How to Use A Sling

If your dog is wobbly or paralyzed but still has bladder control, you want to use a sling to support its back by keeping it straight and level while assisting your dog during potty breaks. A sling can be a men’s neck tie, a rolled-up woman’s scarf, or a very thin and narrow piece of sheet or inexpensive fleece blanket you cut up. It doesn’t have to be fashionable, just functional.

There is no substitute for good veterinary care.

This information is for educational purposes only and should NOT be used in place of consultation with your veterinarian

Figure 8

Males seem to tolerate a figure-8 sling better since it does not cover their maleness as much as some of the other options. A figure-8 sling can be made out of 2 inexpensive leashes joined by vet wrap or an ACE bandage. Here is an example:

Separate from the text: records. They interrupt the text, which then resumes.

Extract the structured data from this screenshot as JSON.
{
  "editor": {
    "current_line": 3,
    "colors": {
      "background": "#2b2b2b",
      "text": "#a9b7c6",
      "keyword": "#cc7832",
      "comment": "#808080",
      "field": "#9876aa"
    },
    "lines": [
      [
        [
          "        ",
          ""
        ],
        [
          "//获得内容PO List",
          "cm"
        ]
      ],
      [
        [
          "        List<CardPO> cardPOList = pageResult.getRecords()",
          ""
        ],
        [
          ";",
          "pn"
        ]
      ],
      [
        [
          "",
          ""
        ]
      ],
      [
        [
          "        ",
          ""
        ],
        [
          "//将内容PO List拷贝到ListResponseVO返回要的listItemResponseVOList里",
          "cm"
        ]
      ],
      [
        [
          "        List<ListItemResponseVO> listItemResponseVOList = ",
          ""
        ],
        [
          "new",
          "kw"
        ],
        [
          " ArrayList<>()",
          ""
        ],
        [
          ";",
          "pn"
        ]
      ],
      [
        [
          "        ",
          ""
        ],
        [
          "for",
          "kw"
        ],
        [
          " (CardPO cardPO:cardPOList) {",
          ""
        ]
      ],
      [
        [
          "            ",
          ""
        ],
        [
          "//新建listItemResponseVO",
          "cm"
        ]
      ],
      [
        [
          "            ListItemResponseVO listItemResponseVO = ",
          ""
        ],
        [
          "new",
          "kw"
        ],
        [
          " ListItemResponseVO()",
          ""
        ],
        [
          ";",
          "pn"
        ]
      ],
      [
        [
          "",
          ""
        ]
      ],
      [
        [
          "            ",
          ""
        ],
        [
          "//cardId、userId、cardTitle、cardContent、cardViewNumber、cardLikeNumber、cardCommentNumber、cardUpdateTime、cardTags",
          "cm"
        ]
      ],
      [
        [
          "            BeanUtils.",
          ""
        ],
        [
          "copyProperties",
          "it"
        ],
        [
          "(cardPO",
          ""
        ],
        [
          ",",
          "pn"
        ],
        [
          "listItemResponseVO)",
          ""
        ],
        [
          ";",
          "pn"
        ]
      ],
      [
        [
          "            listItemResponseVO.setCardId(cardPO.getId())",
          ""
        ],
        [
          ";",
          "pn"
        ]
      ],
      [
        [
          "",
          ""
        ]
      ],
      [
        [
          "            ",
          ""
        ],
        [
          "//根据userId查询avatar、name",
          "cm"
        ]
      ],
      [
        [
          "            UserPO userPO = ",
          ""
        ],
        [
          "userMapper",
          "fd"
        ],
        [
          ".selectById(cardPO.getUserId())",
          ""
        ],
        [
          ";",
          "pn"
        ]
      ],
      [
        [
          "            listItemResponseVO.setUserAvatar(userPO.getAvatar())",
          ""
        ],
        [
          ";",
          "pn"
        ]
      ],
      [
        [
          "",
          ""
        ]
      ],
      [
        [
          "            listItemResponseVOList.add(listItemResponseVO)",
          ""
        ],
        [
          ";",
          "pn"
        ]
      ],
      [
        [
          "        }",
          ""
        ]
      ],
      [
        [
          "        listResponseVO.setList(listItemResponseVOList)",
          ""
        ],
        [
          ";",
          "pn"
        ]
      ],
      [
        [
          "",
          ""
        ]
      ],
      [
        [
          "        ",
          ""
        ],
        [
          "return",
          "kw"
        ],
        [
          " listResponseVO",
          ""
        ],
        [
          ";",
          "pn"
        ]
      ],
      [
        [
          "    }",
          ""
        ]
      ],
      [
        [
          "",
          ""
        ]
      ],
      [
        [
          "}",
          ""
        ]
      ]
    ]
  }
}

Legs go through the figure 8 made by the two

handles joined by the ACE bandage in the middle.

Ergonomically Correct

Make the sling long enough so that you can stand straight up and not have to bend over which will help save your back while supporting your dog’s. Place the sling under the belly close to the rear legs. Hold the sling taut enough so that his/her back is straight and level. Don’t jack up the rear end like a wheel barrel. Your dog will be able to move using his/her her front legs with you supporting the rear end with the sling. This works if your dog is weak in the front legs too. Simply place the sling near the front legs.

If your dog will need a sling for more than a few months, you may want to consider one of the commercial products. Here a few of the options:

Gingerlead Harness comes in both male and female versions:

Walkabout Harness:

Bottoms Up Leash:

Other options at Handicapped Pets: